- _Record excerpts_:

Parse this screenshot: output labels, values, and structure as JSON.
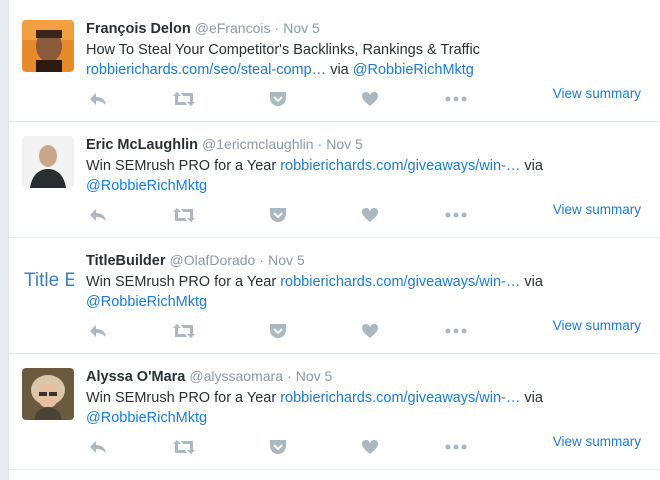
{
  "tweets": [
    {
      "name": "François Delon",
      "handle": "@eFrancois",
      "time": "Nov 5",
      "text_prefix": "How To Steal Your Competitor's Backlinks, Rankings & Traffic",
      "link": "robbierichards.com/seo/steal-comp…",
      "via": "via",
      "mention": "@RobbieRichMktg",
      "summary": "View summary"
    },
    {
      "name": "Eric McLaughlin",
      "handle": "@1ericmclaughlin",
      "time": "Nov 5",
      "text_prefix": "Win SEMrush PRO for a Year",
      "link": "robbierichards.com/giveaways/win-…",
      "via": "via",
      "mention": "@RobbieRichMktg",
      "summary": "View summary"
    },
    {
      "name": "TitleBuilder",
      "handle": "@OlafDorado",
      "time": "Nov 5",
      "avatar_text": "Title E",
      "text_prefix": "Win SEMrush PRO for a Year",
      "link": "robbierichards.com/giveaways/win-…",
      "via": "via",
      "mention": "@RobbieRichMktg",
      "summary": "View summary"
    },
    {
      "name": "Alyssa O'Mara",
      "handle": "@alyssaomara",
      "time": "Nov 5",
      "text_prefix": "Win SEMrush PRO for a Year",
      "link": "robbierichards.com/giveaways/win-…",
      "via": "via",
      "mention": "@RobbieRichMktg",
      "summary": "View summary"
    }
  ],
  "separator": "·",
  "icons": [
    "reply-icon",
    "retweet-icon",
    "pocket-icon",
    "like-icon",
    "more-icon"
  ],
  "colors": {
    "link": "#1b7ad6",
    "muted": "#8899a6",
    "icon": "#aab8c2",
    "divider": "#e1e8ed"
  }
}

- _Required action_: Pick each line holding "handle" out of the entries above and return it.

- _Task solution_:
      "handle": "@eFrancois",
      "handle": "@1ericmclaughlin",
      "handle": "@OlafDorado",
      "handle": "@alyssaomara",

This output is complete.